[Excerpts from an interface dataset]
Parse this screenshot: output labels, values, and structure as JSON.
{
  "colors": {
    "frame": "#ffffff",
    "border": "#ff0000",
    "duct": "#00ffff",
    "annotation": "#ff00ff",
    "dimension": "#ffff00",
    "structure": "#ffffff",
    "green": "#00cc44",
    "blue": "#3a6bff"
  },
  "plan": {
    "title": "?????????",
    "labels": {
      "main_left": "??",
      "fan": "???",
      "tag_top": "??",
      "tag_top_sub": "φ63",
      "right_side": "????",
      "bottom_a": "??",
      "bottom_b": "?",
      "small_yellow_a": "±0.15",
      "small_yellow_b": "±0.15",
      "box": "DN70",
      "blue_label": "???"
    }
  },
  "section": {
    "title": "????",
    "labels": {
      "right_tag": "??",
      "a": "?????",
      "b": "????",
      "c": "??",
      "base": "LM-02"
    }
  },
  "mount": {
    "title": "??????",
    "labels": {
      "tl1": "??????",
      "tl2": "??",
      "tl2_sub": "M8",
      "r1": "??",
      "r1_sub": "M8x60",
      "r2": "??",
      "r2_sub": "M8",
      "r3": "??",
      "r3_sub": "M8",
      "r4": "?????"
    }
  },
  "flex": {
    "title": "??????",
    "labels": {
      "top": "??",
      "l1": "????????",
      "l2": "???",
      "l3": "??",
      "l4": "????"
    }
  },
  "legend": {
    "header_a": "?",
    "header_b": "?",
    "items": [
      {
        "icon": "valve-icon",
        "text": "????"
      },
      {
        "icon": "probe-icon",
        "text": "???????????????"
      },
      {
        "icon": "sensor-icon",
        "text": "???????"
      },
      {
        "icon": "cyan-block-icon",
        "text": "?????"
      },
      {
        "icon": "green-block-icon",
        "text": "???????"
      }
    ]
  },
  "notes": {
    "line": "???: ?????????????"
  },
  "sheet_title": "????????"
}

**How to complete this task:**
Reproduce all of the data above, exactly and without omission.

**Exercise result:**
Parse this screenshot: output labels, values, and structure as JSON.
{
  "colors": {
    "frame": "#ffffff",
    "border": "#ff0000",
    "duct": "#00ffff",
    "annotation": "#ff00ff",
    "dimension": "#ffff00",
    "structure": "#ffffff",
    "green": "#00cc44",
    "blue": "#3a6bff"
  },
  "plan": {
    "title": "?????????",
    "labels": {
      "main_left": "??",
      "fan": "???",
      "tag_top": "??",
      "tag_top_sub": "φ63",
      "right_side": "????",
      "bottom_a": "??",
      "bottom_b": "?",
      "small_yellow_a": "±0.15",
      "small_yellow_b": "±0.15",
      "box": "DN70",
      "blue_label": "???"
    }
  },
  "section": {
    "title": "????",
    "labels": {
      "right_tag": "??",
      "a": "?????",
      "b": "????",
      "c": "??",
      "base": "LM-02"
    }
  },
  "mount": {
    "title": "??????",
    "labels": {
      "tl1": "??????",
      "tl2": "??",
      "tl2_sub": "M8",
      "r1": "??",
      "r1_sub": "M8x60",
      "r2": "??",
      "r2_sub": "M8",
      "r3": "??",
      "r3_sub": "M8",
      "r4": "?????"
    }
  },
  "flex": {
    "title": "??????",
    "labels": {
      "top": "??",
      "l1": "????????",
      "l2": "???",
      "l3": "??",
      "l4": "????"
    }
  },
  "legend": {
    "header_a": "?",
    "header_b": "?",
    "items": [
      {
        "icon": "valve-icon",
        "text": "????"
      },
      {
        "icon": "probe-icon",
        "text": "???????????????"
      },
      {
        "icon": "sensor-icon",
        "text": "???????"
      },
      {
        "icon": "cyan-block-icon",
        "text": "?????"
      },
      {
        "icon": "green-block-icon",
        "text": "???????"
      }
    ]
  },
  "notes": {
    "line": "???: ?????????????"
  },
  "sheet_title": "????????"
}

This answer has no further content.